The only downside is that you might get tempted to visit other stores that are offering cash-back deals and buy something you don’t need.
If you know that online shopping is your kryptonite, you might want to stay away from this one and adopt a pay-only-retail strategy.
So there you have it — three ways to save money without cutting a single coupon.
Are you a macro or micro saver?
Do you have any tips and tricks that help you automatically save money without cutting coupons?
Let me know in the comments.
Afterthoughts — A reflection from your comments. 🤔
Y’all came up with some additional resources that could save some serious bucks.
Here were my favorites (not in any particular order):
- Poshmark.com to buy new/slightly used clothes at huge savings — like eBay, but for clothes. (via @MichelleMartello)
- Retailmenot.com (I don’t know how I forgot this one) to find discounts on internet services and software. (via @MichelleMartello)
- E-books from BookBub.com. Thousands of e-books at a fraction of the cost of Kobo or Kindle. (via @James)
- Awesomebooks.com for bookworms. Comes with low shipping or free depending on the number of books that you will buy. (via @PPGal)
- Use the local library for DVDs, CDs, ebooks, audiobooks, online periodicals, streaming services, financial databases, consumer reports, etc. And cool sites that come for free with a library card like lynda.com, kanopystreaming.com, and zinio.com. (via @fbgcai)
- Save money on groceries by shopping your own pantry. I love the idea of being creative with what you got.
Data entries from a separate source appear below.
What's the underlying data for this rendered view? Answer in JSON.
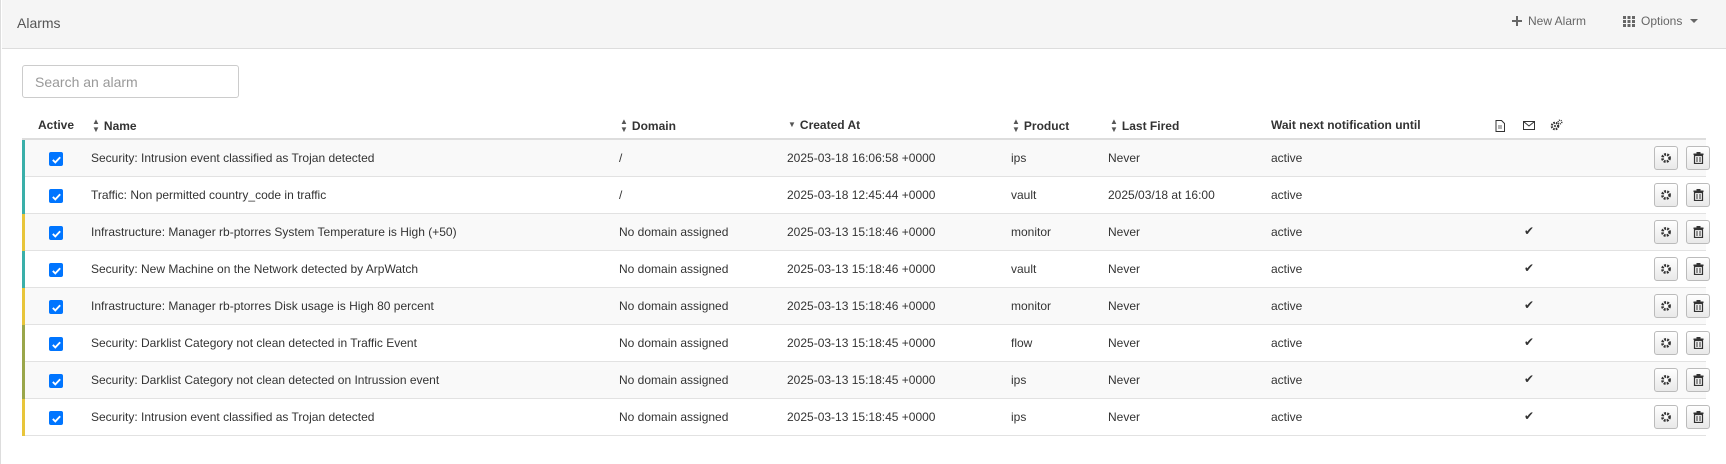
{
  "header": {
    "title": "Alarms",
    "new_alarm_label": "New Alarm",
    "options_label": "Options"
  },
  "search": {
    "placeholder": "Search an alarm",
    "value": ""
  },
  "columns": {
    "active": "Active",
    "name": "Name",
    "domain": "Domain",
    "created_at": "Created At",
    "product": "Product",
    "last_fired": "Last Fired",
    "wait": "Wait next notification until"
  },
  "colors": {
    "teal": "#3aafa9",
    "yellow": "#e8c53a",
    "olive": "#9aa64a",
    "checkbox": "#0075ff"
  },
  "rows": [
    {
      "name": "Security: Intrusion event classified as Trojan detected",
      "domain": "/",
      "created_at": "2025-03-18 16:06:58 +0000",
      "product": "ips",
      "last_fired": "Never",
      "wait": "active",
      "email_check": "",
      "color": "#3aafa9",
      "active": true
    },
    {
      "name": "Traffic: Non permitted country_code in traffic",
      "domain": "/",
      "created_at": "2025-03-18 12:45:44 +0000",
      "product": "vault",
      "last_fired": "2025/03/18 at 16:00",
      "wait": "active",
      "email_check": "",
      "color": "#3aafa9",
      "active": true
    },
    {
      "name": "Infrastructure: Manager rb-ptorres System Temperature is High (+50)",
      "domain": "No domain assigned",
      "created_at": "2025-03-13 15:18:46 +0000",
      "product": "monitor",
      "last_fired": "Never",
      "wait": "active",
      "email_check": "✔",
      "color": "#e8c53a",
      "active": true
    },
    {
      "name": "Security: New Machine on the Network detected by ArpWatch",
      "domain": "No domain assigned",
      "created_at": "2025-03-13 15:18:46 +0000",
      "product": "vault",
      "last_fired": "Never",
      "wait": "active",
      "email_check": "✔",
      "color": "#3aafa9",
      "active": true
    },
    {
      "name": "Infrastructure: Manager rb-ptorres Disk usage is High 80 percent",
      "domain": "No domain assigned",
      "created_at": "2025-03-13 15:18:46 +0000",
      "product": "monitor",
      "last_fired": "Never",
      "wait": "active",
      "email_check": "✔",
      "color": "#e8c53a",
      "active": true
    },
    {
      "name": "Security: Darklist Category not clean detected in Traffic Event",
      "domain": "No domain assigned",
      "created_at": "2025-03-13 15:18:45 +0000",
      "product": "flow",
      "last_fired": "Never",
      "wait": "active",
      "email_check": "✔",
      "color": "#9aa64a",
      "active": true
    },
    {
      "name": "Security: Darklist Category not clean detected on Intrussion event",
      "domain": "No domain assigned",
      "created_at": "2025-03-13 15:18:45 +0000",
      "product": "ips",
      "last_fired": "Never",
      "wait": "active",
      "email_check": "✔",
      "color": "#9aa64a",
      "active": true
    },
    {
      "name": "Security: Intrusion event classified as Trojan detected",
      "domain": "No domain assigned",
      "created_at": "2025-03-13 15:18:45 +0000",
      "product": "ips",
      "last_fired": "Never",
      "wait": "active",
      "email_check": "✔",
      "color": "#e8c53a",
      "active": true
    }
  ]
}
Challenge yourself to make a meal with items that you already have, and pretend you’re competing in Masterchef. (via @PPGal)
Thanks for all your comments. I loved them all!